29 May 2007 The United Nations World Health Organization (WHO) today released recommendations citing extensive evidence of harm caused by second-hand tobacco smoke and urging that all indoor environments be completely free of it.
“There is no safe level of exposure to second-hand tobacco smoke,” said the WHO Director-General Dr. Margaret Chan, urging all countries to pass laws requiring all indoor workplaces and public places to be 100 per cent smoke-free.
There are about 4,000 known chemicals in tobacco smoke; more than 50 of them are known to cause cancer, according to WHO, which says exposure to second-hand smoke causes heart disease and many serious respiratory and cardiovascular diseases that can lead to premature death in adults. It also causes diseases and worsens existing conditions, such as asthma, in children.

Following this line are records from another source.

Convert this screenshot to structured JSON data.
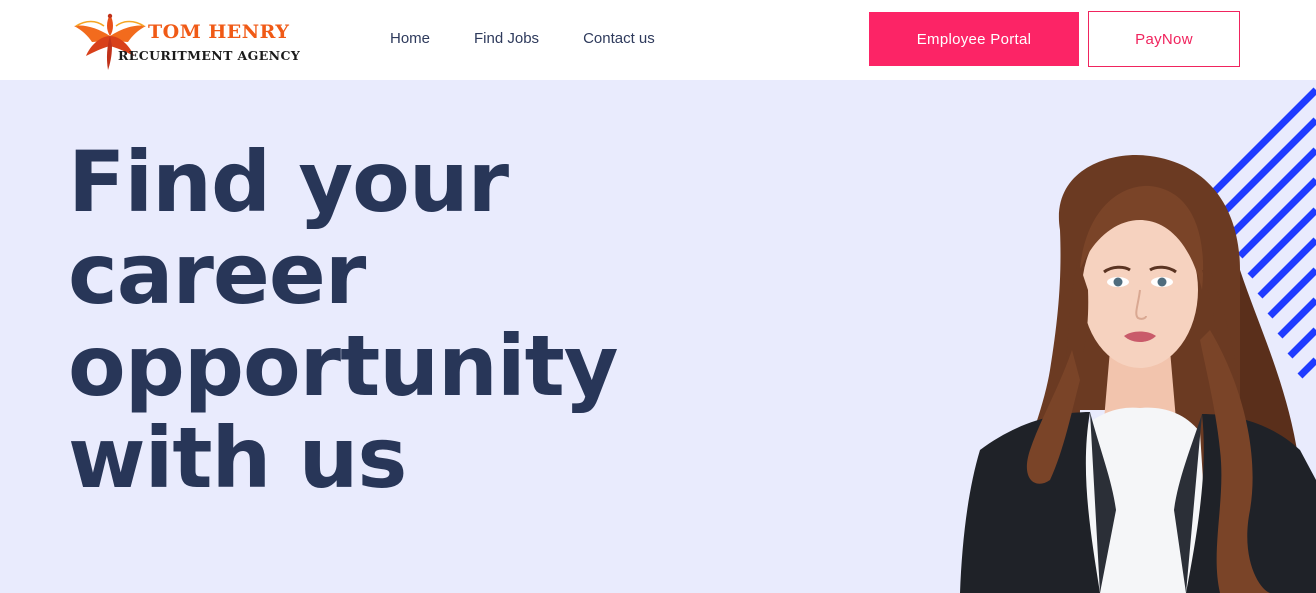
{
  "brand": {
    "name": "TOM HENRY",
    "subtitle": "RECURITMENT AGENCY",
    "logo_icon": "phoenix-bird-icon",
    "colors": {
      "primary": "#f05a16",
      "dark": "#1b1b1b"
    }
  },
  "nav": {
    "items": [
      {
        "label": "Home"
      },
      {
        "label": "Find Jobs"
      },
      {
        "label": "Contact us"
      }
    ]
  },
  "actions": {
    "employee_portal": "Employee Portal",
    "pay_now": "PayNow"
  },
  "hero": {
    "title_lines": [
      "Find your",
      "career",
      "opportunity",
      "with us"
    ],
    "image": "portrait-photo"
  },
  "colors": {
    "accent": "#fc2466",
    "hero_bg": "#e9ebfd",
    "heading": "#283658",
    "stripe": "#1f3bff"
  }
}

Exposure to second-hand smoke occurs anywhere smoking is permitted: homes, workplaces and other public places. An estimated 200,000 workers die each year due to exposure to smoke at work. WHO estimates that around 700 million children, or almost half of the world's children, breathe air polluted by tobacco smoke, particularly at home.
The agency also pointed to the broader burden of second-hand smoke, including direct and indirect medical cost, productivity losses, higher renovation and cleaning costs, and increased risk of fire.
Later this year, countries participating in the second Conference of the Parties to the WHO Framework Convention on Tobacco Control are expected to discuss guidelines for protection against exposure to second-hand tobacco smoke. The second Conference of the Parties, starts on June 30 in Bangkok, Thailand.
“This topic should matter to everyone, because everyone benefits from smoke-free places,” said Dr. Douglas Bettcher, Acting Director of the WHO Tobacco Free Initiative.
The new policy recommendations, calling for all indoor public places and workplaces to be 100 per cent smoke-free, were put out by the agency ahead of World No Tobacco Day, marked each year on 31 May.
They are based on the evidence of three recent major reports, which all reached the same conclusion, put out, respectively, by the International Agency for Research on Cancer, the United States Surgeon General and the California Environmental Protection Agency.
WHO says tobacco use is the leading preventable cause of death globally, causing more than 5 million deaths a year. The problem is expanding most rapidly in the developing world, where currently half of tobacco-related deaths occur. By 2030, if current trends continue, 8 out of every 10 tobacco-related deaths will be in the developing world.